The average age of menopause is 51. Contrary to popular belief, menopause is not a long-drawn-out period of time. “Menopause” is actually a one-day event that marks the one-year -birthday of your last period. Although the end of bleeding might feel celebratory, many women are confronted with difficult thoughts around aging and attractiveness, weakening bones, forgetfulness, mood changes and fatigued and sore bodies.

Perimenopause is the stage before menopause. While this stage doesn’t get as much time in the spotlight, it is largely responsible for the negative press that menopause receives. The months and years leading up to menopause are notoriously accompanied by rage, anxiety, unpredictable buckets of sweat, burning hot flashes, roiling emotions, brain fog, vaginal dryness, and seemingly endless sleepless nights.

So, when can women expect this hormone horror show to start?

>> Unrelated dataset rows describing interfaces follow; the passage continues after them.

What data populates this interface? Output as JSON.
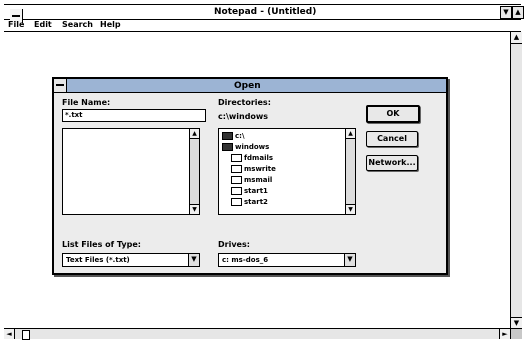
{
  "window": {
    "title": "Notepad - (Untitled)",
    "minimize_glyph": "▼",
    "maximize_glyph": "▲"
  },
  "menubar": {
    "items": [
      "File",
      "Edit",
      "Search",
      "Help"
    ]
  },
  "scrollbars": {
    "up": "▲",
    "down": "▼",
    "left": "◄",
    "right": "►"
  },
  "dialog": {
    "title": "Open",
    "file_name_label": "File Name:",
    "file_name_value": "*.txt",
    "directories_label": "Directories:",
    "current_dir": "c:\\windows",
    "directories": [
      {
        "name": "c:\\",
        "icon": "open-folder-icon"
      },
      {
        "name": "windows",
        "icon": "open-folder-icon"
      },
      {
        "name": "fdmails",
        "icon": "folder-icon"
      },
      {
        "name": "mswrite",
        "icon": "folder-icon"
      },
      {
        "name": "msmail",
        "icon": "folder-icon"
      },
      {
        "name": "start1",
        "icon": "folder-icon"
      },
      {
        "name": "start2",
        "icon": "folder-icon"
      }
    ],
    "list_types_label": "List Files of Type:",
    "list_types_value": "Text Files (*.txt)",
    "drives_label": "Drives:",
    "drives_value": "c: ms-dos_6",
    "buttons": {
      "ok": "OK",
      "cancel": "Cancel",
      "network": "Network..."
    },
    "combo_glyph": "▼"
  }
}
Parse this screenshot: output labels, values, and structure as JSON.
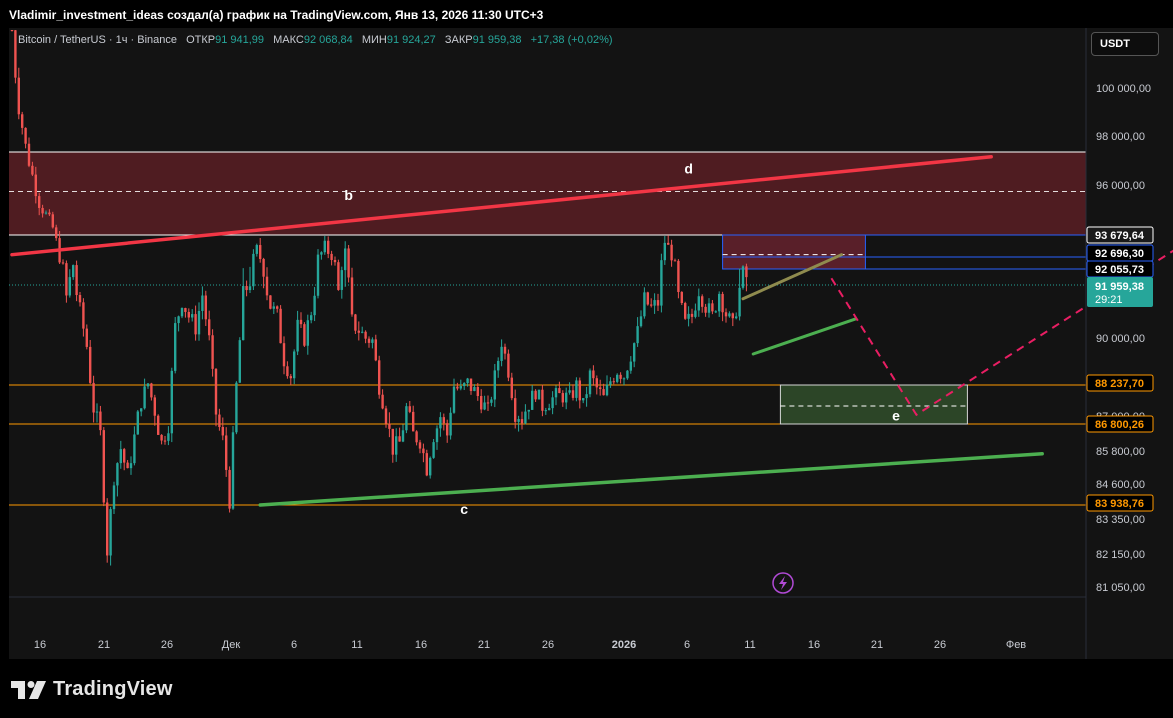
{
  "header": {
    "title": "Vladimir_investment_ideas создал(а) график на TradingView.com, Янв 13, 2026 11:30 UTC+3"
  },
  "legend": {
    "symbol": "Bitcoin / TetherUS · 1ч · Binance",
    "open_label": "ОТКР",
    "open_value": "91 941,99",
    "high_label": "МАКС",
    "high_value": "92 068,84",
    "low_label": "МИН",
    "low_value": "91 924,27",
    "close_label": "ЗАКР",
    "close_value": "91 959,38",
    "change": "+17,38 (+0,02%)"
  },
  "currency_button": "USDT",
  "footer": {
    "brand": "TradingView"
  },
  "colors": {
    "up": "#26a69a",
    "down": "#ef5350",
    "resistance_line": "#f23645",
    "support_line": "#4caf50",
    "zone_red": "#5a1f24",
    "zone_green": "#2c4527",
    "level_orange": "#ff9800",
    "level_blue": "#2962ff",
    "projection": "#e91e63"
  },
  "chart_data": {
    "type": "candlestick",
    "symbol": "BTC/USDT",
    "timeframe": "1h",
    "x_ticks": [
      "16",
      "21",
      "26",
      "Дек",
      "6",
      "11",
      "16",
      "21",
      "26",
      "2026",
      "6",
      "11",
      "16",
      "21",
      "26",
      "Фев"
    ],
    "y_ticks": [
      "100 000,00",
      "98 000,00",
      "96 000,00",
      "90 000,00",
      "87 000,00",
      "85 800,00",
      "84 600,00",
      "83 350,00",
      "82 150,00",
      "81 050,00"
    ],
    "price_labels": [
      {
        "text": "93 679,64",
        "value": 93679.64,
        "color": "#ffffff"
      },
      {
        "text": "92 696,30",
        "value": 92696.3,
        "color": "#2962ff"
      },
      {
        "text": "92 055,73",
        "value": 92055.73,
        "color": "#2962ff"
      },
      {
        "text": "88 237,70",
        "value": 88237.7,
        "color": "#ff9800"
      },
      {
        "text": "86 800,26",
        "value": 86800.26,
        "color": "#ff9800"
      },
      {
        "text": "83 938,76",
        "value": 83938.76,
        "color": "#ff9800"
      }
    ],
    "last_price": {
      "text": "91 959,38",
      "countdown": "29:21",
      "value": 91959.38
    },
    "wave_labels": [
      "b",
      "c",
      "d",
      "e"
    ],
    "price_path": [
      [
        0,
        101800
      ],
      [
        2,
        99200
      ],
      [
        4,
        97600
      ],
      [
        6,
        96400
      ],
      [
        8,
        95200
      ],
      [
        10,
        94600
      ],
      [
        12,
        94000
      ],
      [
        14,
        92700
      ],
      [
        16,
        91500
      ],
      [
        18,
        92300
      ],
      [
        20,
        91000
      ],
      [
        22,
        89700
      ],
      [
        24,
        87300
      ],
      [
        26,
        86400
      ],
      [
        28,
        82300
      ],
      [
        30,
        84900
      ],
      [
        32,
        85900
      ],
      [
        34,
        84900
      ],
      [
        36,
        86300
      ],
      [
        38,
        87600
      ],
      [
        40,
        88300
      ],
      [
        42,
        87200
      ],
      [
        44,
        86100
      ],
      [
        46,
        86800
      ],
      [
        48,
        90400
      ],
      [
        50,
        91400
      ],
      [
        52,
        90800
      ],
      [
        54,
        90400
      ],
      [
        56,
        91600
      ],
      [
        58,
        89900
      ],
      [
        60,
        87100
      ],
      [
        62,
        86200
      ],
      [
        64,
        84100
      ],
      [
        66,
        88200
      ],
      [
        68,
        91600
      ],
      [
        70,
        92100
      ],
      [
        72,
        93000
      ],
      [
        74,
        92300
      ],
      [
        76,
        91200
      ],
      [
        78,
        90800
      ],
      [
        80,
        89200
      ],
      [
        82,
        88600
      ],
      [
        84,
        90400
      ],
      [
        86,
        90000
      ],
      [
        88,
        91000
      ],
      [
        90,
        92600
      ],
      [
        92,
        93100
      ],
      [
        94,
        92800
      ],
      [
        96,
        91700
      ],
      [
        98,
        92900
      ],
      [
        100,
        90600
      ],
      [
        102,
        90300
      ],
      [
        104,
        90000
      ],
      [
        106,
        89900
      ],
      [
        108,
        88200
      ],
      [
        110,
        87100
      ],
      [
        112,
        85900
      ],
      [
        114,
        86100
      ],
      [
        116,
        87300
      ],
      [
        118,
        86400
      ],
      [
        120,
        86200
      ],
      [
        122,
        85200
      ],
      [
        124,
        86400
      ],
      [
        126,
        87000
      ],
      [
        128,
        86400
      ],
      [
        130,
        88200
      ],
      [
        132,
        88000
      ],
      [
        134,
        88300
      ],
      [
        136,
        88000
      ],
      [
        138,
        87600
      ],
      [
        140,
        87200
      ],
      [
        142,
        88500
      ],
      [
        144,
        89900
      ],
      [
        146,
        88800
      ],
      [
        148,
        87200
      ],
      [
        150,
        87000
      ],
      [
        152,
        87500
      ],
      [
        154,
        88000
      ],
      [
        156,
        87400
      ],
      [
        158,
        87600
      ],
      [
        160,
        87800
      ],
      [
        162,
        87800
      ],
      [
        164,
        87700
      ],
      [
        166,
        88200
      ],
      [
        168,
        87400
      ],
      [
        170,
        88600
      ],
      [
        172,
        88100
      ],
      [
        174,
        87700
      ],
      [
        176,
        88400
      ],
      [
        178,
        88800
      ],
      [
        180,
        88600
      ],
      [
        182,
        89400
      ],
      [
        184,
        90200
      ],
      [
        186,
        91400
      ],
      [
        188,
        91100
      ],
      [
        190,
        91300
      ],
      [
        192,
        93400
      ],
      [
        194,
        92800
      ],
      [
        196,
        91500
      ],
      [
        198,
        90500
      ],
      [
        200,
        90800
      ],
      [
        202,
        91800
      ],
      [
        204,
        91200
      ],
      [
        206,
        90800
      ],
      [
        208,
        91700
      ],
      [
        210,
        90900
      ],
      [
        212,
        90400
      ],
      [
        214,
        91800
      ],
      [
        216,
        92000
      ]
    ],
    "annotations": {
      "resistance_zone": [
        93679.64,
        97400
      ],
      "resistance_zone_mid": 95700,
      "small_resistance_box": [
        92055.73,
        93679.64
      ],
      "small_box_mid": 92800,
      "support_zone": [
        86800.26,
        88237.7
      ],
      "support_zone_mid": 87400,
      "resistance_trendline": [
        [
          0,
          92800
        ],
        [
          288,
          97200
        ]
      ],
      "support_trendline": [
        [
          73,
          83938.76
        ],
        [
          303,
          85700
        ]
      ],
      "wedge_upper": [
        [
          215,
          91450
        ],
        [
          244,
          92800
        ]
      ],
      "wedge_lower": [
        [
          218,
          89400
        ],
        [
          248,
          90700
        ]
      ],
      "projection": [
        [
          241,
          92000
        ],
        [
          266,
          87050
        ],
        [
          349,
          93700
        ]
      ]
    }
  }
}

For some, perimenopause begins during our thirties. However, for the majority of us, these shifts can be expected in our forties. This transitional time can last for a duration of two years, but for some people, this period may expand over a decade.

The current age leaves women faced with so many challenges and conflicting messages: Enrich and plan all the extracurriculars and summer camps through 2029 for your kids but don’t overschedule them; throw elaborate birthday parties and contribute to your RESPs; with your wee bits of time be gorgeous but in an effortless way and be a well-behaved girl at work so that you are the most liked to earn a fraction of what you deserve – you get it.  It’s infuriating.

Although the WHO has declared the pandemic officially over, the experience has thrown our nervous systems into a vortex of chaos where simply completing our regular everyday to-do list seems overwhelming. We might be in the wake of recovery and healing from the last couple of years of tumultuous and unpredictable existence, however our hormones have paid the price.

Our emotional burden has increased 10-fold (1000-fold?) leaving us exhausted and burnt out. Even the word burnt out feels burnt out. The compounded effects of our daily experiences with the external trauma of the pandemic have made it difficult and confusing to make sense of our body’s experience.

Do I feel this way because of the pandemic? Is this perimenopause? Or is this pandemic perimenopause?

The fact is that increased stress hormones (cortisol) can greatly influence our biological reproductive systems – intensifying our menopausal symptoms.

So, how can you tell whether you have just “lost your mind” or are entering a new menopausal phase?

Well, you can’t unless you educate yourself on perimenopausal symptoms. Why is it that during massive hormonal changes during pregnancy, there are frequent check points with our doctors, midwifes and OBGYNS to maintain a healthy outcome for mother and child, but when it comes to menopause and perimenopause, women’s health is dismissed and attributed to aging with a lack of support? (WTAF?!?)

Let’s start talking about these symptoms not just amongst women, but amongst people of all ages and genders. Let’s invite everyone to this party so that women are supported and understood rather than shamed for this natural biological transition that provides life, purpose, beauty and legacy.

Perimenopausal symptoms include, but may not be limited to:

  • Changing cadence of period cycles  e.g. periods that move closer together and/or further apart
  • Menstrual flow may be heavier or lighter and the length of bleeding can be longer or shorter
  • Increasing Pre-Menstrual symptoms (PMS)
  • Anger, irritability and rage
  • Difficulty falling asleep and staying asleep
  • Fatigue
  • Brain fog and forgetfulness
  • Breast tenderness
  • Headache sand migraines
  • Bloating
  • Day and night sweats and flushes
  • Cold flashes
  • Joint and muscle aches and pains
  • Mood changes of anxiety and depression
  • Panic attacks
  • Vaginal dryness
  • Pain with penetration
  • Decreased libido (not surprising given the two preceding symptoms)
  • Bladder changes such as urgency, urination at night, leakage, inability to hold urine
  • Itchy skin
  • Hair loss and thinning
  • Bowel changes of constipation and diarrhea
  • Metabolic changes of weight gain, increased cholesterol and elevated blood pressure.

My friends, menopause matters. The British Menopause Society estimates that over 1/3 of women in perimenopause will not receive the support they need from their health professionals and sit in silence suffering. By 2025 there will be over 1.1 billion women in menopause. This means that currently, there are a lot of angry sleepless ladies running the world. There are solutions – herbal, nutritional, natural, and bio-identical hormones.

Girls, we run this mutha (yeah).

Now let’s feel our best doing it.

Give us a call.  You deserve to feel absolutely amazing.


With much love and kindness,

Dr. Mary